It’s been just over a month since Trish Braun returned to Canada with their second set of siblings from an orphanage in Ukraine.
Taking a break from her job at Southern Health, the mom of 8 kids from Grunthal, is feeling much relief after her experience during the second adoption process turned out better than family and friends were concerned it might have.
2022 began with Trish and her husband Mike, in the process of adopting 3 children from Ukraine. This was their second adoption from the orphanage. Their first time around, in 2019, resulted in adding 3 children, who were also siblings, to their family of four.

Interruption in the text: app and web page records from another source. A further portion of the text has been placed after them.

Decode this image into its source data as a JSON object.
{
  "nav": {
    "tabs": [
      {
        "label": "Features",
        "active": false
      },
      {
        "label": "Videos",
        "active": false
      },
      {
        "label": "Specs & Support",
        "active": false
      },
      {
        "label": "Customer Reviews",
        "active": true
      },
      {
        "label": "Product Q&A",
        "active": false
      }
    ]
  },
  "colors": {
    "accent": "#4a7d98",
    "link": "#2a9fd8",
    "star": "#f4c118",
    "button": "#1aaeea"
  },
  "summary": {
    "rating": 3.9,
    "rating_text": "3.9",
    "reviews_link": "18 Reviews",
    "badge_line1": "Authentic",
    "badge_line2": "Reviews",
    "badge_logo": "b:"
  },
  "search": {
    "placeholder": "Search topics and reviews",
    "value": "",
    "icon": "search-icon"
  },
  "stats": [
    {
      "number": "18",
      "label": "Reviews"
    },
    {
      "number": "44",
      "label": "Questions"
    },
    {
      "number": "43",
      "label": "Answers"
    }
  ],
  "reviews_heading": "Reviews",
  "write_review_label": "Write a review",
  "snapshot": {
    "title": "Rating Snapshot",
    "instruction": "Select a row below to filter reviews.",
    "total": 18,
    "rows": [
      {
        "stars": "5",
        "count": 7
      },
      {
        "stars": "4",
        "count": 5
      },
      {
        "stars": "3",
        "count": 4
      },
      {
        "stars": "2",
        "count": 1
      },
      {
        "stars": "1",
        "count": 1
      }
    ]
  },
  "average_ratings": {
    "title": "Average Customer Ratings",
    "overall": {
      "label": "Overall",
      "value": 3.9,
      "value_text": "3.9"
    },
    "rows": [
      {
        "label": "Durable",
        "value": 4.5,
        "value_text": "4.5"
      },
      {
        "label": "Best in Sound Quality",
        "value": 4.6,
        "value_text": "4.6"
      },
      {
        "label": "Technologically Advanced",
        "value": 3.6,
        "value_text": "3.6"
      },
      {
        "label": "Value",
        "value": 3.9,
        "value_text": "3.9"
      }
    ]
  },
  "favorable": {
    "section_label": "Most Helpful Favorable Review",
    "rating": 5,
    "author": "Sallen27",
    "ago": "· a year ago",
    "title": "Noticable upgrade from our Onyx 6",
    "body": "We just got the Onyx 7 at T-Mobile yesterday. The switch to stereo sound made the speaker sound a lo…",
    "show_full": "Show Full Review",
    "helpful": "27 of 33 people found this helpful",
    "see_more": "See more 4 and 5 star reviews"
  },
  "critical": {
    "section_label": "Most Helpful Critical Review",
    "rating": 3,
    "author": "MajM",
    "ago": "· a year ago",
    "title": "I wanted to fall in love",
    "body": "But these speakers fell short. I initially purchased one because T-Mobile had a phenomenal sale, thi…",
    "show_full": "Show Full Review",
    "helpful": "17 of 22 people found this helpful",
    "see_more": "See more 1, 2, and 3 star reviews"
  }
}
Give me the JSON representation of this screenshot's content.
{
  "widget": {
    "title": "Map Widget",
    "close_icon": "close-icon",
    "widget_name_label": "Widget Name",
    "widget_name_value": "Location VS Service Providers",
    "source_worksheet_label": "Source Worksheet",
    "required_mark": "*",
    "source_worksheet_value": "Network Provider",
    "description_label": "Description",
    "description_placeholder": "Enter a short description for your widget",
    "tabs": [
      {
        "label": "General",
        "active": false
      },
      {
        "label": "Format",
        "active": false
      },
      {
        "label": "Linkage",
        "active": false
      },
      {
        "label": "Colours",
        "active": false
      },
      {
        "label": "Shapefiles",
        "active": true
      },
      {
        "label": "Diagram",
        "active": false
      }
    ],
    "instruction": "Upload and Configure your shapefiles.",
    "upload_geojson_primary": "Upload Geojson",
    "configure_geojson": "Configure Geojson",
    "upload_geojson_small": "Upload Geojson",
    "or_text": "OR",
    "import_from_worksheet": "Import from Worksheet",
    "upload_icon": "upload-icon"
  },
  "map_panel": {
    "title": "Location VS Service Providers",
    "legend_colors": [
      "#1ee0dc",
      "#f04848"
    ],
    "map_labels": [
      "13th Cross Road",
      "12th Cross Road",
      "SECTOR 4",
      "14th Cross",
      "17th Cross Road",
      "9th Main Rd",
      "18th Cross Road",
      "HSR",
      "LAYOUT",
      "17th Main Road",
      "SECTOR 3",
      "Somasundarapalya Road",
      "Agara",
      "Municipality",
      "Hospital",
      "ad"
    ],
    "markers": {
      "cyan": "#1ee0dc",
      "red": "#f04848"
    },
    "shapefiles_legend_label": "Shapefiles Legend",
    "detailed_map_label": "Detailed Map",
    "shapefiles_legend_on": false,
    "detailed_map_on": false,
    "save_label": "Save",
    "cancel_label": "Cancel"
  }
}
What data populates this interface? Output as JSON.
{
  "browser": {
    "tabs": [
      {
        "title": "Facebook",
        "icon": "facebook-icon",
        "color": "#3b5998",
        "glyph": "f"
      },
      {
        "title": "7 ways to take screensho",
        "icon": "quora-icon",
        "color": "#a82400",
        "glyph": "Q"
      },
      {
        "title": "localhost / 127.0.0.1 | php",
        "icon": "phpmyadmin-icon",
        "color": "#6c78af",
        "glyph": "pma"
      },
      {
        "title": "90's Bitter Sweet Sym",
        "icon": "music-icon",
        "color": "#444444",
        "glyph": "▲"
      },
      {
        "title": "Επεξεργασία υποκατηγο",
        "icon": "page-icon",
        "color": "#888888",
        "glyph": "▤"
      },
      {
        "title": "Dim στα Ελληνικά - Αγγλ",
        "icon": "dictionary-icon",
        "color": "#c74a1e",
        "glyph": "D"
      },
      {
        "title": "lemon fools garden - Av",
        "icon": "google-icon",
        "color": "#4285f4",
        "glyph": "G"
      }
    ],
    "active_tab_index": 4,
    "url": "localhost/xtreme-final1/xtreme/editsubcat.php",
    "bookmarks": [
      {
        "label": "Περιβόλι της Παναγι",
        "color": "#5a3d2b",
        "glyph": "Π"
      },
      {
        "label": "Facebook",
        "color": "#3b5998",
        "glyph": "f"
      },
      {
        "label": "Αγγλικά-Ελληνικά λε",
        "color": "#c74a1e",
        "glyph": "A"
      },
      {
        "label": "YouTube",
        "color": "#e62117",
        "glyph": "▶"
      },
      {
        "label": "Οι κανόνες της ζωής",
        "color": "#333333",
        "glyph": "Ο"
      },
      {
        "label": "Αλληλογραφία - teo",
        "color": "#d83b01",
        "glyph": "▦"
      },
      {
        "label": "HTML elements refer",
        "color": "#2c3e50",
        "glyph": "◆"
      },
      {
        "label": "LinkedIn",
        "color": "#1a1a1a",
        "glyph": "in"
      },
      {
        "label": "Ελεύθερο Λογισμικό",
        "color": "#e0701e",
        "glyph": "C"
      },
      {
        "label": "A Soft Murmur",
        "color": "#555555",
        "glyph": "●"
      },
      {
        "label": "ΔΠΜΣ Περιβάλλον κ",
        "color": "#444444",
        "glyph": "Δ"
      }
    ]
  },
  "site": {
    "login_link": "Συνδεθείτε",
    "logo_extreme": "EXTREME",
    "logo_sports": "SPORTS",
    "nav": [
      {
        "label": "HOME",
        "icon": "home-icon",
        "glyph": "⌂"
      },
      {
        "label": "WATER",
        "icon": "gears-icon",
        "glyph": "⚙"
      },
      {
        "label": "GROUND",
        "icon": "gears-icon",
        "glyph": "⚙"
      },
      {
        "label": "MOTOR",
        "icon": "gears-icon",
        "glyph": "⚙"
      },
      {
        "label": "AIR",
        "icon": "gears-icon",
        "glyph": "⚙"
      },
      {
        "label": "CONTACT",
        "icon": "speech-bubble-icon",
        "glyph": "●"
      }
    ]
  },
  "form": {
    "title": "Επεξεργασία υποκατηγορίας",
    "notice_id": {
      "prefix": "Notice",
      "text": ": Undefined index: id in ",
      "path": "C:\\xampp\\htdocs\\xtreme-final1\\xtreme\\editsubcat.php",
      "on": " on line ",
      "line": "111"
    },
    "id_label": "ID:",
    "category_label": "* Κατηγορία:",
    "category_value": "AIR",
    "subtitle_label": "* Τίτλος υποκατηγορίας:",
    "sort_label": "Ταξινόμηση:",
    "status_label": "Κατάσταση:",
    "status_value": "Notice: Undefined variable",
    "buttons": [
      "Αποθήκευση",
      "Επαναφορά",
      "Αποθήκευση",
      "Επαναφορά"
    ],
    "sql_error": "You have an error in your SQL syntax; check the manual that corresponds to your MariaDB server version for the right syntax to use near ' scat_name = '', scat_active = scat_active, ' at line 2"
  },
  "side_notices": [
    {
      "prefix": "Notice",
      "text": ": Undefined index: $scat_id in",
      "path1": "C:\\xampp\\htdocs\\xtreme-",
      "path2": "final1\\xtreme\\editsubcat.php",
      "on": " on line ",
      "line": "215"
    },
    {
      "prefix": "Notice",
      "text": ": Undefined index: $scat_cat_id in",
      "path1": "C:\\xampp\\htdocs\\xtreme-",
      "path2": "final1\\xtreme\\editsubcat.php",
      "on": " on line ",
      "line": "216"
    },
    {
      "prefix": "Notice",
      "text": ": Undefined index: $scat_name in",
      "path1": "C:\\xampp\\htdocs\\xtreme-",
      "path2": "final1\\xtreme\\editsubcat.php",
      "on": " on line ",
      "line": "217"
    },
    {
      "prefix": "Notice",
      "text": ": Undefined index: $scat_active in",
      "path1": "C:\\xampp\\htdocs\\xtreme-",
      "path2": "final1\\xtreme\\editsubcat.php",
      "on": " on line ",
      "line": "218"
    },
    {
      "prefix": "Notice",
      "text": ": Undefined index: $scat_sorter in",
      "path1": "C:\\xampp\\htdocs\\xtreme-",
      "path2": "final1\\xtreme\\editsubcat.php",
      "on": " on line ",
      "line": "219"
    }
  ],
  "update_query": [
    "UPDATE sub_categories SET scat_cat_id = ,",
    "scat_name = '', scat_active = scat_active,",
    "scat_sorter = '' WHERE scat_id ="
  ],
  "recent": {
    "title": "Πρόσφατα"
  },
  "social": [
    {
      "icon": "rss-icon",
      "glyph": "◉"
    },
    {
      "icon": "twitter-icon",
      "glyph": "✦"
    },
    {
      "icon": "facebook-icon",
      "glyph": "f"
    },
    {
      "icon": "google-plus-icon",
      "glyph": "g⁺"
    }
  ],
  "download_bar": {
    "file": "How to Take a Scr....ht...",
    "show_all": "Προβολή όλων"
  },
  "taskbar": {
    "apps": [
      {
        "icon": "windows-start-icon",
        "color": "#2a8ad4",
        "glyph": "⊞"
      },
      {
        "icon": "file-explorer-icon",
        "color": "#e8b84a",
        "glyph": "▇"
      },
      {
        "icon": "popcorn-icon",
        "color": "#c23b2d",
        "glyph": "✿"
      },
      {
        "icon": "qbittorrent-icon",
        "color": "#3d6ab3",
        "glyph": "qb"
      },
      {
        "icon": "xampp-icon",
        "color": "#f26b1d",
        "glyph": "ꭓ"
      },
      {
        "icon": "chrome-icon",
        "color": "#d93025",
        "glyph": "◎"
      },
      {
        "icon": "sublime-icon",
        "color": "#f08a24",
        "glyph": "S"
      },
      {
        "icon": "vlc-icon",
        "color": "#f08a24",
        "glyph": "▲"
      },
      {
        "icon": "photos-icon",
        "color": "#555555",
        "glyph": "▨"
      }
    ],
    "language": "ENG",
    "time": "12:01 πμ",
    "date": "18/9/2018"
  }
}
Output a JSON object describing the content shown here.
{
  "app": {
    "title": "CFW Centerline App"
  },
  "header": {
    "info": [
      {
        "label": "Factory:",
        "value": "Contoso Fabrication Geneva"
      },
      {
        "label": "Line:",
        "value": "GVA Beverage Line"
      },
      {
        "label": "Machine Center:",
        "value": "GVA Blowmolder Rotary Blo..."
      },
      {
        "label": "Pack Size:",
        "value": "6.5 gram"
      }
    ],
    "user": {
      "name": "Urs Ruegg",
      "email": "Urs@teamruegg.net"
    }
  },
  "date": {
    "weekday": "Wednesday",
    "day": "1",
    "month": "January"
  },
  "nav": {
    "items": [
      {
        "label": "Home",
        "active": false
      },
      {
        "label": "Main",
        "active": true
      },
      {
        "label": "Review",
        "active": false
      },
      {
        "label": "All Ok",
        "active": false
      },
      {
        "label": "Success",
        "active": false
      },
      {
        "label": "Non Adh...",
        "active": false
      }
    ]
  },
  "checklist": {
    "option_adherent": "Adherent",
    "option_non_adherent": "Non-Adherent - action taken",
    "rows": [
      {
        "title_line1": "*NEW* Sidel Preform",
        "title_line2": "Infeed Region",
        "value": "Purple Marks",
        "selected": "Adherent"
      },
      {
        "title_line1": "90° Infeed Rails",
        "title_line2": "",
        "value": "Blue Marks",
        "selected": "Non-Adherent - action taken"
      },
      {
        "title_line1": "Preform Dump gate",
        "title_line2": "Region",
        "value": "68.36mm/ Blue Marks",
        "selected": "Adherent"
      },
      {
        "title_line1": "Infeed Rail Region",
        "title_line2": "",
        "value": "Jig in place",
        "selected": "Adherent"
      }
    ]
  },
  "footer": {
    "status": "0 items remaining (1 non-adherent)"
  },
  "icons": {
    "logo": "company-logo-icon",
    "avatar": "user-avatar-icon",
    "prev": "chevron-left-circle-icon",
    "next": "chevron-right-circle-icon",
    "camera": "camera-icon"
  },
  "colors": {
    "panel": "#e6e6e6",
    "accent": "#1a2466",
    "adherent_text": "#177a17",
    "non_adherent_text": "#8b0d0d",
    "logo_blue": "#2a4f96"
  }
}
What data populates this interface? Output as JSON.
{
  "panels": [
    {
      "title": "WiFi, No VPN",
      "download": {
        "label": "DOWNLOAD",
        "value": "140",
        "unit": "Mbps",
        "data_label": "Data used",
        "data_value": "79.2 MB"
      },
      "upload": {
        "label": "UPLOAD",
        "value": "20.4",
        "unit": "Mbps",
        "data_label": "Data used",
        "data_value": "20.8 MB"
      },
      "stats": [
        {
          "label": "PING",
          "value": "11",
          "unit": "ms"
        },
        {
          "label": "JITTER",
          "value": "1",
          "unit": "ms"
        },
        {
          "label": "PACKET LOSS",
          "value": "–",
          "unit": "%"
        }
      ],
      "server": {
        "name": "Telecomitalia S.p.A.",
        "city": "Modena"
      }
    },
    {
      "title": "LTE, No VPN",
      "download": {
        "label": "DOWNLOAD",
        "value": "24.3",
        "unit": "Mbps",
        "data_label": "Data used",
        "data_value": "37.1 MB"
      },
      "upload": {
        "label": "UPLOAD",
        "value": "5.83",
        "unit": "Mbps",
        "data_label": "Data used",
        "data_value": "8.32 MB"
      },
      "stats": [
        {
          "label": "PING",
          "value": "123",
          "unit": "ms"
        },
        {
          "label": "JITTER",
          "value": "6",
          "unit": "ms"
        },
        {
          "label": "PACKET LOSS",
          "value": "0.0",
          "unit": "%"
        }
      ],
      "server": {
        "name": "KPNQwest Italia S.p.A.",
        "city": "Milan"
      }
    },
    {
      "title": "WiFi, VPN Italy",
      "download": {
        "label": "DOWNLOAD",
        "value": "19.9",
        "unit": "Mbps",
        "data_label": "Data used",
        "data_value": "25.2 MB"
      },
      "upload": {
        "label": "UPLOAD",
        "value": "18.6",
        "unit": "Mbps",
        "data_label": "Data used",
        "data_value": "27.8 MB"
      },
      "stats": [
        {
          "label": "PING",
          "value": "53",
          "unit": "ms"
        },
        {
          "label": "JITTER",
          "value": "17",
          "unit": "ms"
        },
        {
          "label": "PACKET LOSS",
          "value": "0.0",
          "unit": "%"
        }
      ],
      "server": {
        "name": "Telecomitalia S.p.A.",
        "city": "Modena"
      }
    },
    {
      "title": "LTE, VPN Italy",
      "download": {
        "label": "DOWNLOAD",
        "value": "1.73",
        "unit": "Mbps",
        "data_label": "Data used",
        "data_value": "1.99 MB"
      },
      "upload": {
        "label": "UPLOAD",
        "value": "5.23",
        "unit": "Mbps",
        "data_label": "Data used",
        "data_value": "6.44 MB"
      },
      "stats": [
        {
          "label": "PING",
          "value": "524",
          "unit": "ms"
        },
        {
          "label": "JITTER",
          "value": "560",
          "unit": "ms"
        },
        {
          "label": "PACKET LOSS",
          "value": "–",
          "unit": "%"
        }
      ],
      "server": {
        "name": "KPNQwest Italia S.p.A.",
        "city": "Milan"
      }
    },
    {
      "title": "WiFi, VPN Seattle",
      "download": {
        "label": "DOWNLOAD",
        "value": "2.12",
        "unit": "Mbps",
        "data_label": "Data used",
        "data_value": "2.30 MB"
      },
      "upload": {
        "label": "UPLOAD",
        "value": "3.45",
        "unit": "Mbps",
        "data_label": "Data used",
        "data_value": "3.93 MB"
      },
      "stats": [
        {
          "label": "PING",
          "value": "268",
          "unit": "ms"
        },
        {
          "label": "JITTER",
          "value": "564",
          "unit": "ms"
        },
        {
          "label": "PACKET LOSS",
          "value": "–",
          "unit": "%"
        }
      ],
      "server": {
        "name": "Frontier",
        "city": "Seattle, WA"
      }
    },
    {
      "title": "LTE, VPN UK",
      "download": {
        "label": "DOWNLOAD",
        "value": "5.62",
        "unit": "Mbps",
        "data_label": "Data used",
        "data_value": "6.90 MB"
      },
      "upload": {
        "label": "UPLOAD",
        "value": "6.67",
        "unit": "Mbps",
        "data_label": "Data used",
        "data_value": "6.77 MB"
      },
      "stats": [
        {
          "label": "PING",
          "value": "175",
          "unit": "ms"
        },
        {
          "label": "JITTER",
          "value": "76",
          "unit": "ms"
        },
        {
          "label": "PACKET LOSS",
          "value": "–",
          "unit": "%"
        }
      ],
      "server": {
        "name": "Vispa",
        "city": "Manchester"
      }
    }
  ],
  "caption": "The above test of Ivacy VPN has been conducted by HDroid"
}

Different than the previous time, when the Braun's travelled together to meet the siblings and bring them back to Canada, it was decided it would be best if Mike stayed behind in Grunthal to work and take care of the kids and so, Trish began the journey on her own, having arranged with her husband, to “throw up an S.O.S. signal” if trouble should arise. They were already aware of the threat of a Russian invasion of Ukraine. So, if necessary, he would fly out to meet her.
With the volatile situation in Ukraine, it wasn’t possible for her husband to travel. Braun explains, “things became more difficult for him to come (to Ukraine), with only about three weeks left in the adoption process. The kids had been living with me for almost a month."
n Ukrainian), so I wasn't really paying attention to it. But no one else seemed to be doing anything out of the ordinary until that very last day when we got the phone call. I said to our friends “Is this a little bit panicky?” And they said, “Yeah, I think that might be a good idea for you to get moving. If they're telling you to go, you should probably go.”
Braun says, “It certainly didn't take long after that where we saw where the escalation happening, although where we were, we didn’t see much difference. I was grateful for that.”
“I think the news was more unsettling for my friends and family from home (Canada). The messages I was getting from them were much more stressed and panicked than I felt in Ukraine. All our worry kind of subsided once I got on a plane with the kids and got back to Canada.”
The trip home ended up being a 48-hour journey. With many things going wrong, missed flights and layovers in airports. But also many more things going right, “with the kid's passports and visas. The kids didn’t speak English. They didn’t eat the food in the airplanes. But they were so good to travel with. Honestly, if we could have picked any three kids to travel with, they wouldn’t have been any better than these three. We are so super thankful. It was very exciting for everybody, they were excellent.”
Thinking back to February 17, the day Braun got home to Grunthal, she is grateful for how smoothly the whole adoption process went and has high praise for her Ukrainian facilitation team.
“They were the ones doing the interpreting, making sure the paperwork and court stuff is in order. We also had friends in Canada making phone calls to government agencies to try and find ways to get the kids the visas required to enter Canada and get us all home safely.”
As for the orphanage and the friends the children left behind, Braun says that they have all been evacuated.
“They are no longer in Ukraine, but they are safe. So, we are thankful for that. But the kids from the orphanage are certainly very much in limbo. They're doing some schooling remotely, but not sure how long that will be or if they'll be able to go back (to the orphanage or Ukraine) or when and what's going to be available to go back. There is a lot of unsettledness.”
Braun continues, “There are a lot of family members and extended family that our kids have (in Ukraine) that we’re in contact with pretty much daily basis. But we're so thankful to be home (in Grunthal), but there's definitely a level of stress knowing that there's family and friends there (in Ukraine) that are under extreme duress, and we certainly wish we could be doing more than what we're doing. I know there are lots of people (in Canada) trying to collect money and all the things that they need and trying to get those things to them.”
Braun expresses her thanks for all the help but also that the entire process is over.
“We are incredibly thankful to have them join our house. It's like they were always meant to be here. They fit right in. It's been quite fun sliding them into the group that we had previously. They've done amazingly! They have all started school. They're adapting super well. They're starting to eat food that they've never seen before, and they are being very gracious about it. It's been really fun. This time around I learned more of the language, so that seems to have helped with some of the transition because they don't speak any English yet. But we are working towards some of that communication more and more, but overall, it is so great. So thankful to be home.”